* **Aim of the task**: Wherever a line holds the word "remove", copy that line from the data.
※ ※ ※
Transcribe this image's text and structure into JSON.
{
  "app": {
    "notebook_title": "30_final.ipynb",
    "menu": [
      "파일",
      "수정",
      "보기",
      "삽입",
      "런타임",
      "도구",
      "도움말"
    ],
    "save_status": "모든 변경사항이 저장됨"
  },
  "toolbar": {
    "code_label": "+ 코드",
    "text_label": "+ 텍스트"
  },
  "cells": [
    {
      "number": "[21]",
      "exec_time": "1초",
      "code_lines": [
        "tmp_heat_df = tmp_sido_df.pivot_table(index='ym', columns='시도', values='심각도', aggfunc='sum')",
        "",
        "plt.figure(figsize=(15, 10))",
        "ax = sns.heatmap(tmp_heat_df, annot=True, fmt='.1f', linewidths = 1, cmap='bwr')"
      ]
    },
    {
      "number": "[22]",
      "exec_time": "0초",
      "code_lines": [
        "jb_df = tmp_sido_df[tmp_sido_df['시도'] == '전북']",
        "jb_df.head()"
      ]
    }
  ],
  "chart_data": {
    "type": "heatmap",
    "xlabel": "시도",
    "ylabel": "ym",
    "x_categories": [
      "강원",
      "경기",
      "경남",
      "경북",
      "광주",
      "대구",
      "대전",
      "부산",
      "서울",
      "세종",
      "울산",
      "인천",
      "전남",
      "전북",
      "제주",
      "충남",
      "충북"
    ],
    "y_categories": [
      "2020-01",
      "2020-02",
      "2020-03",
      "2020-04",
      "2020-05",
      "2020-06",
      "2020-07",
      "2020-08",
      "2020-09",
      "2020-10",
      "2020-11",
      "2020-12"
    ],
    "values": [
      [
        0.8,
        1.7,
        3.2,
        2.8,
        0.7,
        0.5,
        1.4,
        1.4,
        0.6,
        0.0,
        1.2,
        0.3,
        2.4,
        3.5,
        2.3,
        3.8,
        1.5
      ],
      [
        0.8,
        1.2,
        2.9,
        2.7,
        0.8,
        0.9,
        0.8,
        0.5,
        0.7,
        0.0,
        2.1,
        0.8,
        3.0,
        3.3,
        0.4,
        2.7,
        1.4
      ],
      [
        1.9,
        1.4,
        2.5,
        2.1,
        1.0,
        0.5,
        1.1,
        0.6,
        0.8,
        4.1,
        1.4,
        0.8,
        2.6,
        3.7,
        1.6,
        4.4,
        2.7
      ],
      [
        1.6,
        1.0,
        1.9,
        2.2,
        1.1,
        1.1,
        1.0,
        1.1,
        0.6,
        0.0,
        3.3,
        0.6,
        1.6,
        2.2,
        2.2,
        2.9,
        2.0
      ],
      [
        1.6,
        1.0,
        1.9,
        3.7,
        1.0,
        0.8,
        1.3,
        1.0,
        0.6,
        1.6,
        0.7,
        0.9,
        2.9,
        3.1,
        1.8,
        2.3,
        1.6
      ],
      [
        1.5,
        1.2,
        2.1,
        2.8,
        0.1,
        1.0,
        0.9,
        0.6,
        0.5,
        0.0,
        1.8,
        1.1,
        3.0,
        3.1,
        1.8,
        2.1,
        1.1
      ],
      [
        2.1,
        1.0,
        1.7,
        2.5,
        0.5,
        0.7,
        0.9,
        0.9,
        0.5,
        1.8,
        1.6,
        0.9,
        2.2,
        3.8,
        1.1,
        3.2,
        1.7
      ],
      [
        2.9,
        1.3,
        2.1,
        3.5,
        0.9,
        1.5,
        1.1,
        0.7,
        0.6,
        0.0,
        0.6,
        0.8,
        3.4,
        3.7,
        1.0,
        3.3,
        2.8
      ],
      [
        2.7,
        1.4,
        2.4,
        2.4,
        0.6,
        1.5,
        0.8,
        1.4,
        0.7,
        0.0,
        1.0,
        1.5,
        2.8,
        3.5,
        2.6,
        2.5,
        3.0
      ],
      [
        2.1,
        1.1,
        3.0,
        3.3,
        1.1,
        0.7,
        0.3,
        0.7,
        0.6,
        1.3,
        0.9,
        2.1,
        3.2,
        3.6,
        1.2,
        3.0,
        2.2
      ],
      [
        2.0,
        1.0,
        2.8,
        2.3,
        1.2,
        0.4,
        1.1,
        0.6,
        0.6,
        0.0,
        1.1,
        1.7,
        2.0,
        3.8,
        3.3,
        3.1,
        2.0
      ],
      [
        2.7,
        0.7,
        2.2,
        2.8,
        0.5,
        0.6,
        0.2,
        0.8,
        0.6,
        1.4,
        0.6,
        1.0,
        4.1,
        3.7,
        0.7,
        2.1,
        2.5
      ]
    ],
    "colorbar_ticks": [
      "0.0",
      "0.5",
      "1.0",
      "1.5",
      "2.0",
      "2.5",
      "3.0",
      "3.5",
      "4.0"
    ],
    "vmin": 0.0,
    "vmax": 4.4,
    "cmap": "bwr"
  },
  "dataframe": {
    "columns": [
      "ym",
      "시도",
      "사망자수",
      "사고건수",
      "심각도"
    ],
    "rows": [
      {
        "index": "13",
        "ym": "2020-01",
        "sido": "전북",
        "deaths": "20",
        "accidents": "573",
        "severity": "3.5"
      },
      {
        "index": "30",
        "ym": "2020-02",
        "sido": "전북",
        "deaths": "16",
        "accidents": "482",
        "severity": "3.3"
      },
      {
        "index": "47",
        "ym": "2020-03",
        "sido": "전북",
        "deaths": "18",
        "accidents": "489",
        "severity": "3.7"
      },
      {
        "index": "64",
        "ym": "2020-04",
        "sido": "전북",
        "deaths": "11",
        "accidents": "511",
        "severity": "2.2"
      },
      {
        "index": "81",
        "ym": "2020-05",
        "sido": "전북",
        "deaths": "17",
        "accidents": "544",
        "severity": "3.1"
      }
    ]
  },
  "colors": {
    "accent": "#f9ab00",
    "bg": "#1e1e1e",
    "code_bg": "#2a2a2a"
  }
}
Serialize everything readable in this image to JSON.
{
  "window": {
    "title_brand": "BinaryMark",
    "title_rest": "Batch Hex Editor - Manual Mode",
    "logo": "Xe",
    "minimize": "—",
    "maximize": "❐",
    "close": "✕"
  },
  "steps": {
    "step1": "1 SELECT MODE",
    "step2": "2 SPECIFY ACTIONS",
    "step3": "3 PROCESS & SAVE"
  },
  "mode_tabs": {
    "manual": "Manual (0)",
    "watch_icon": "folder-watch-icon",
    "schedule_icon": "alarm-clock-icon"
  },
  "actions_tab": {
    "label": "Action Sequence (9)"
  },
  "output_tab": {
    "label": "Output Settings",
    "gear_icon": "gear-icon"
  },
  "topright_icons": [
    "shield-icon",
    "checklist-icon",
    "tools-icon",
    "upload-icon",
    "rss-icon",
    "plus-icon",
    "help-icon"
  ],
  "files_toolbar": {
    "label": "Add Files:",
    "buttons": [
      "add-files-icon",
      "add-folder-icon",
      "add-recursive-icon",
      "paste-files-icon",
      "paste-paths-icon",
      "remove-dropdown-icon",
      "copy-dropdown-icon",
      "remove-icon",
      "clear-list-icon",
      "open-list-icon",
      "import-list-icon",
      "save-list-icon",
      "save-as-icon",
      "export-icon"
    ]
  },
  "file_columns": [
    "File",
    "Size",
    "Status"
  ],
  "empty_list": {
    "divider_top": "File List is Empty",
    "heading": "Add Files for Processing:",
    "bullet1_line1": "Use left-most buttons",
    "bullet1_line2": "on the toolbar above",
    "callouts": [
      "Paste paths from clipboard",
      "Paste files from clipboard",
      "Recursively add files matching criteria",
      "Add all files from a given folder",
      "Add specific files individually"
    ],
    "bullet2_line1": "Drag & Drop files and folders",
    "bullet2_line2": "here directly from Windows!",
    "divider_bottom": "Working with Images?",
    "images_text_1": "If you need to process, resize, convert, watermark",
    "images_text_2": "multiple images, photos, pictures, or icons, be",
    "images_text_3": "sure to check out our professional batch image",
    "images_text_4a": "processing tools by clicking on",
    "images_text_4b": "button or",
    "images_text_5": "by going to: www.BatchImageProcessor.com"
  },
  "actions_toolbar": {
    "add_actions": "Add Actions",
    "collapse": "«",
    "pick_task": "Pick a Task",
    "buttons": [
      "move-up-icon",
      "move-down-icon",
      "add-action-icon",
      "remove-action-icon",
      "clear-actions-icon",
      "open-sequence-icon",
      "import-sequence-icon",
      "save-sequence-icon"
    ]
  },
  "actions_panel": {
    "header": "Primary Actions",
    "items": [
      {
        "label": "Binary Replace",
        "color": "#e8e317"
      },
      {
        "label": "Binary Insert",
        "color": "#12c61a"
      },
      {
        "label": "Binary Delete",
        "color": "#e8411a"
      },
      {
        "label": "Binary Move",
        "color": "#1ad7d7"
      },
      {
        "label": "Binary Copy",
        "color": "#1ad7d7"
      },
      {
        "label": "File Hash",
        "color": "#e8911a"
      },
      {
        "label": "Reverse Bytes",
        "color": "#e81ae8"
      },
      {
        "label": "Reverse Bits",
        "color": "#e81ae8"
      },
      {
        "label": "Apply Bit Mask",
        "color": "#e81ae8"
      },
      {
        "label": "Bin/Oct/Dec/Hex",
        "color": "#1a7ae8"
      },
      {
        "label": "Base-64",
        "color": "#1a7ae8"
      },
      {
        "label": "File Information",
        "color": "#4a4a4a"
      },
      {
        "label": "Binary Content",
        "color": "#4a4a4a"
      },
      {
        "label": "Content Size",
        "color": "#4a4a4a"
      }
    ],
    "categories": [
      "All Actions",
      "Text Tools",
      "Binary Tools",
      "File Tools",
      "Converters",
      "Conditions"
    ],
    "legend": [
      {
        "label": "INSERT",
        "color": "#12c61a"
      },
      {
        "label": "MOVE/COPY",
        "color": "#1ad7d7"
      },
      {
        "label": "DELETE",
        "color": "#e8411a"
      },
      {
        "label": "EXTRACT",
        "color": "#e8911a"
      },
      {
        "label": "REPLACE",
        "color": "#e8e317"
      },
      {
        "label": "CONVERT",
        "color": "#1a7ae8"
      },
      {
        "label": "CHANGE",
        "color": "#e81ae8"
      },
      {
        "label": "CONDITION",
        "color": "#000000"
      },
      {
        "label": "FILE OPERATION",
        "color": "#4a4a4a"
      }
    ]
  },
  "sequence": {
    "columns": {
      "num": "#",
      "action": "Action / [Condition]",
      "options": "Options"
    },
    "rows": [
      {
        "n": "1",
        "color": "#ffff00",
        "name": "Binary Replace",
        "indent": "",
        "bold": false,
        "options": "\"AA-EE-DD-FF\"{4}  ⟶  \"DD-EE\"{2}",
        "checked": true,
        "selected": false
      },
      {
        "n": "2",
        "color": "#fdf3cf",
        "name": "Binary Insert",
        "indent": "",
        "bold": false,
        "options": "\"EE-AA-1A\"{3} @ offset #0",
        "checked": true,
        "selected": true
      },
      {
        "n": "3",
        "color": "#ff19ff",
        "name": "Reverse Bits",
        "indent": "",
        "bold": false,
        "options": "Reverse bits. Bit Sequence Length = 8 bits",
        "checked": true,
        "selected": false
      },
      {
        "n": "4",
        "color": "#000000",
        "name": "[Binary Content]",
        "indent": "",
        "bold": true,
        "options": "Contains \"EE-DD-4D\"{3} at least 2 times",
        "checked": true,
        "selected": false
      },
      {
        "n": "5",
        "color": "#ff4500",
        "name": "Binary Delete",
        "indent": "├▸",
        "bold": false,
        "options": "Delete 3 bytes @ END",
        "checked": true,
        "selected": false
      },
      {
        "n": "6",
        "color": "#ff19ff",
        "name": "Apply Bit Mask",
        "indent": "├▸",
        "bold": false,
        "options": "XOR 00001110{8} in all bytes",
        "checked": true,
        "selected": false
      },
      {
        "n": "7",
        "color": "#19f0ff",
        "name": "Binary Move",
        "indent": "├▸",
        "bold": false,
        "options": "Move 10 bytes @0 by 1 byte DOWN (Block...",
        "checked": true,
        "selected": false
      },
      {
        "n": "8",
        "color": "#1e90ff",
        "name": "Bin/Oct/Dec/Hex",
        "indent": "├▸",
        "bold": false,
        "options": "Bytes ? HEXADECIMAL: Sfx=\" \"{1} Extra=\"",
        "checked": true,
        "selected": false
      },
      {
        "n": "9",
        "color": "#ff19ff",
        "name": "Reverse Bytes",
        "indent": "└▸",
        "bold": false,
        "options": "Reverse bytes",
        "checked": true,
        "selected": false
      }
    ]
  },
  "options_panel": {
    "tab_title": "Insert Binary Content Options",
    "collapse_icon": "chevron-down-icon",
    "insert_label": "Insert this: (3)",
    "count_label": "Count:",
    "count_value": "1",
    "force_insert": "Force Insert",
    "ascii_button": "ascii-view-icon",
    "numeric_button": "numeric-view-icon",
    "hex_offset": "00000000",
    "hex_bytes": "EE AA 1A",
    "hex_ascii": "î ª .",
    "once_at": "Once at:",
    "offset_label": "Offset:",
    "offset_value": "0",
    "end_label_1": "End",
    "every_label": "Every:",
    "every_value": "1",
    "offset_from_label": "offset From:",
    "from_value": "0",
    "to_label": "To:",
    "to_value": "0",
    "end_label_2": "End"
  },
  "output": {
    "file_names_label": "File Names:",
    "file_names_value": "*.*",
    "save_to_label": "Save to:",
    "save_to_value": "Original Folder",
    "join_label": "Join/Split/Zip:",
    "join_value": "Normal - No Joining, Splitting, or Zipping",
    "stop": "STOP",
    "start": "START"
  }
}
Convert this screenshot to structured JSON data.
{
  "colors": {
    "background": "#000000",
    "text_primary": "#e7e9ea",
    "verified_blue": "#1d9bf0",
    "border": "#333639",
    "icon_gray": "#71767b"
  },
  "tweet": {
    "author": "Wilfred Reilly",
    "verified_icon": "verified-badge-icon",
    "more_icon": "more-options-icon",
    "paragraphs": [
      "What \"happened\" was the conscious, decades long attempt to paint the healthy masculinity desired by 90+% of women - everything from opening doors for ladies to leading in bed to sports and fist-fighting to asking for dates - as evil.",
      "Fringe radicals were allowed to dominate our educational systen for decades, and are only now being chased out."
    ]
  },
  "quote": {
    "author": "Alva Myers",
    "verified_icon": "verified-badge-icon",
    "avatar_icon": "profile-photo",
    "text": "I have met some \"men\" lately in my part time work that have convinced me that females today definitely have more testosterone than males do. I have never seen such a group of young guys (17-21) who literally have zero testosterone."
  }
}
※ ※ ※
* **Task output**:
      "remove-dropdown-icon",
      "remove-icon",
      "remove-action-icon",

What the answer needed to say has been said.